### What the exercise asks
Nothing but an exact repeat of the entries below should appear in your answer.

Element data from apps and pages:
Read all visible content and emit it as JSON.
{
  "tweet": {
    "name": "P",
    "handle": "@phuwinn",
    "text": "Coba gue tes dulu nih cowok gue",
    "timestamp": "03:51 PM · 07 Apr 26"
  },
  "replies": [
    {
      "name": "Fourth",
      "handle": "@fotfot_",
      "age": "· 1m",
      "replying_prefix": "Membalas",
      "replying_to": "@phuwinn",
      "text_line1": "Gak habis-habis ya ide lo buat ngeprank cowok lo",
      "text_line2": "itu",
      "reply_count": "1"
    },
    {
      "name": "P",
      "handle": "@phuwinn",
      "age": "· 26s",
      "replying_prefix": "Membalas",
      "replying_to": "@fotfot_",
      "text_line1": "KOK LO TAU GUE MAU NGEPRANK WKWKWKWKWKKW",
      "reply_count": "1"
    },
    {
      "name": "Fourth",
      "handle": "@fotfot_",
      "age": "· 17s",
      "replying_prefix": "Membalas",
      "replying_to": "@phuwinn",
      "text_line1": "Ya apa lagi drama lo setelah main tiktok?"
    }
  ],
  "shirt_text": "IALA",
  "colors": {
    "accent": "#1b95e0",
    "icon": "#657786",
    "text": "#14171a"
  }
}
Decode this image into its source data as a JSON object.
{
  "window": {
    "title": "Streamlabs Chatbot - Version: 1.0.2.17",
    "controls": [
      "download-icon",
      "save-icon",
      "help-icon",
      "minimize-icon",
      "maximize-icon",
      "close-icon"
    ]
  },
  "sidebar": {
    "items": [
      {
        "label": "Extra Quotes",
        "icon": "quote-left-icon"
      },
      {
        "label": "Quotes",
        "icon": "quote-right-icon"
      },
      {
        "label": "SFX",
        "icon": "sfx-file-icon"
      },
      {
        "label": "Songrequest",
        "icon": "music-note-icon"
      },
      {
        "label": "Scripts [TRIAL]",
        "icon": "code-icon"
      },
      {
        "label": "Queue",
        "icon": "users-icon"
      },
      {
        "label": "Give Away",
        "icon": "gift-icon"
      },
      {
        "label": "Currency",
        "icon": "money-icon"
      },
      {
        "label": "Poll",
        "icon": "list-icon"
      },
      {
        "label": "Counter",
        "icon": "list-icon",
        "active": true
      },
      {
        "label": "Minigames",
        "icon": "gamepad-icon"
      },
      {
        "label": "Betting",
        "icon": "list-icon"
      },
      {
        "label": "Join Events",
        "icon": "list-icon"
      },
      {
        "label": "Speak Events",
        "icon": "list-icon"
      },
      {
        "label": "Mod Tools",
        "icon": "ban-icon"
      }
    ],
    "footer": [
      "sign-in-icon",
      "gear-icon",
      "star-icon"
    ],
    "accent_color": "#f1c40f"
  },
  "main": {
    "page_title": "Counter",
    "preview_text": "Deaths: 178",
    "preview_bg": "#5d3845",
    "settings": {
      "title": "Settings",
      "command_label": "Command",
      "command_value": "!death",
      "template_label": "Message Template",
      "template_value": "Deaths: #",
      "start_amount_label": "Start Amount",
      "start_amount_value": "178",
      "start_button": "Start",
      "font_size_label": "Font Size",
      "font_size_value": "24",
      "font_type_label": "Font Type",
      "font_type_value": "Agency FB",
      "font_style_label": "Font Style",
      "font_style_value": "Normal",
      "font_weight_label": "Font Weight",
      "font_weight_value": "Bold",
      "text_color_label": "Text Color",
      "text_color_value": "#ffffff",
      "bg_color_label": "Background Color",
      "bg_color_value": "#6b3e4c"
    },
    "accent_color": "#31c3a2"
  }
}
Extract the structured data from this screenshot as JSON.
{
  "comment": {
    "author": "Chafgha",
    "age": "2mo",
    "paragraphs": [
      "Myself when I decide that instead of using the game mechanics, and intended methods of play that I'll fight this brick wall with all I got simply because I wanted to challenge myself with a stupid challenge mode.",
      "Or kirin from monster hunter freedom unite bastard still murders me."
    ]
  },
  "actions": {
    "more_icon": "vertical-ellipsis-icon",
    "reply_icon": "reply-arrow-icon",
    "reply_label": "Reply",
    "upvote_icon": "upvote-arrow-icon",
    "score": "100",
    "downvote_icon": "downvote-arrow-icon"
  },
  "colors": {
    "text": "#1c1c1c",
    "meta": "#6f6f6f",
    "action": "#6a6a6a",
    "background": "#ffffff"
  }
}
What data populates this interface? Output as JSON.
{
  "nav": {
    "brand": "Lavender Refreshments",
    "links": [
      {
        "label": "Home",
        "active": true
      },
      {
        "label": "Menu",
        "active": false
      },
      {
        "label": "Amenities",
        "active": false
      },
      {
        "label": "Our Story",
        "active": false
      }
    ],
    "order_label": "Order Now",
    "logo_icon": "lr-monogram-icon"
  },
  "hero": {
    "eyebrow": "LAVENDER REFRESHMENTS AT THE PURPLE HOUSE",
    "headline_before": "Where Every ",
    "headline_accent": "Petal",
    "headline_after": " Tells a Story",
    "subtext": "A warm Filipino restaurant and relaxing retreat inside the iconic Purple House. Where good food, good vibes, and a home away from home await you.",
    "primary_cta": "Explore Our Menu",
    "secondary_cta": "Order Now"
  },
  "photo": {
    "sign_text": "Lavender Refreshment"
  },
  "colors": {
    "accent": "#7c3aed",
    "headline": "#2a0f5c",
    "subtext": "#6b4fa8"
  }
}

### Response area
Read all visible content and emit it as JSON.
{
  "tweet": {
    "name": "P",
    "handle": "@phuwinn",
    "text": "Coba gue tes dulu nih cowok gue",
    "timestamp": "03:51 PM · 07 Apr 26"
  },
  "replies": [
    {
      "name": "Fourth",
      "handle": "@fotfot_",
      "age": "· 1m",
      "replying_prefix": "Membalas",
      "replying_to": "@phuwinn",
      "text_line1": "Gak habis-habis ya ide lo buat ngeprank cowok lo",
      "text_line2": "itu",
      "reply_count": "1"
    },
    {
      "name": "P",
      "handle": "@phuwinn",
      "age": "· 26s",
      "replying_prefix": "Membalas",
      "replying_to": "@fotfot_",
      "text_line1": "KOK LO TAU GUE MAU NGEPRANK WKWKWKWKWKKW",
      "reply_count": "1"
    },
    {
      "name": "Fourth",
      "handle": "@fotfot_",
      "age": "· 17s",
      "replying_prefix": "Membalas",
      "replying_to": "@phuwinn",
      "text_line1": "Ya apa lagi drama lo setelah main tiktok?"
    }
  ],
  "shirt_text": "IALA",
  "colors": {
    "accent": "#1b95e0",
    "icon": "#657786",
    "text": "#14171a"
  }
}
Decode this image into its source data as a JSON object.
{
  "window": {
    "title": "Streamlabs Chatbot - Version: 1.0.2.17",
    "controls": [
      "download-icon",
      "save-icon",
      "help-icon",
      "minimize-icon",
      "maximize-icon",
      "close-icon"
    ]
  },
  "sidebar": {
    "items": [
      {
        "label": "Extra Quotes",
        "icon": "quote-left-icon"
      },
      {
        "label": "Quotes",
        "icon": "quote-right-icon"
      },
      {
        "label": "SFX",
        "icon": "sfx-file-icon"
      },
      {
        "label": "Songrequest",
        "icon": "music-note-icon"
      },
      {
        "label": "Scripts [TRIAL]",
        "icon": "code-icon"
      },
      {
        "label": "Queue",
        "icon": "users-icon"
      },
      {
        "label": "Give Away",
        "icon": "gift-icon"
      },
      {
        "label": "Currency",
        "icon": "money-icon"
      },
      {
        "label": "Poll",
        "icon": "list-icon"
      },
      {
        "label": "Counter",
        "icon": "list-icon",
        "active": true
      },
      {
        "label": "Minigames",
        "icon": "gamepad-icon"
      },
      {
        "label": "Betting",
        "icon": "list-icon"
      },
      {
        "label": "Join Events",
        "icon": "list-icon"
      },
      {
        "label": "Speak Events",
        "icon": "list-icon"
      },
      {
        "label": "Mod Tools",
        "icon": "ban-icon"
      }
    ],
    "footer": [
      "sign-in-icon",
      "gear-icon",
      "star-icon"
    ],
    "accent_color": "#f1c40f"
  },
  "main": {
    "page_title": "Counter",
    "preview_text": "Deaths: 178",
    "preview_bg": "#5d3845",
    "settings": {
      "title": "Settings",
      "command_label": "Command",
      "command_value": "!death",
      "template_label": "Message Template",
      "template_value": "Deaths: #",
      "start_amount_label": "Start Amount",
      "start_amount_value": "178",
      "start_button": "Start",
      "font_size_label": "Font Size",
      "font_size_value": "24",
      "font_type_label": "Font Type",
      "font_type_value": "Agency FB",
      "font_style_label": "Font Style",
      "font_style_value": "Normal",
      "font_weight_label": "Font Weight",
      "font_weight_value": "Bold",
      "text_color_label": "Text Color",
      "text_color_value": "#ffffff",
      "bg_color_label": "Background Color",
      "bg_color_value": "#6b3e4c"
    },
    "accent_color": "#31c3a2"
  }
}
Extract the structured data from this screenshot as JSON.
{
  "comment": {
    "author": "Chafgha",
    "age": "2mo",
    "paragraphs": [
      "Myself when I decide that instead of using the game mechanics, and intended methods of play that I'll fight this brick wall with all I got simply because I wanted to challenge myself with a stupid challenge mode.",
      "Or kirin from monster hunter freedom unite bastard still murders me."
    ]
  },
  "actions": {
    "more_icon": "vertical-ellipsis-icon",
    "reply_icon": "reply-arrow-icon",
    "reply_label": "Reply",
    "upvote_icon": "upvote-arrow-icon",
    "score": "100",
    "downvote_icon": "downvote-arrow-icon"
  },
  "colors": {
    "text": "#1c1c1c",
    "meta": "#6f6f6f",
    "action": "#6a6a6a",
    "background": "#ffffff"
  }
}
What data populates this interface? Output as JSON.
{
  "nav": {
    "brand": "Lavender Refreshments",
    "links": [
      {
        "label": "Home",
        "active": true
      },
      {
        "label": "Menu",
        "active": false
      },
      {
        "label": "Amenities",
        "active": false
      },
      {
        "label": "Our Story",
        "active": false
      }
    ],
    "order_label": "Order Now",
    "logo_icon": "lr-monogram-icon"
  },
  "hero": {
    "eyebrow": "LAVENDER REFRESHMENTS AT THE PURPLE HOUSE",
    "headline_before": "Where Every ",
    "headline_accent": "Petal",
    "headline_after": " Tells a Story",
    "subtext": "A warm Filipino restaurant and relaxing retreat inside the iconic Purple House. Where good food, good vibes, and a home away from home await you.",
    "primary_cta": "Explore Our Menu",
    "secondary_cta": "Order Now"
  },
  "photo": {
    "sign_text": "Lavender Refreshment"
  },
  "colors": {
    "accent": "#7c3aed",
    "headline": "#2a0f5c",
    "subtext": "#6b4fa8"
  }
}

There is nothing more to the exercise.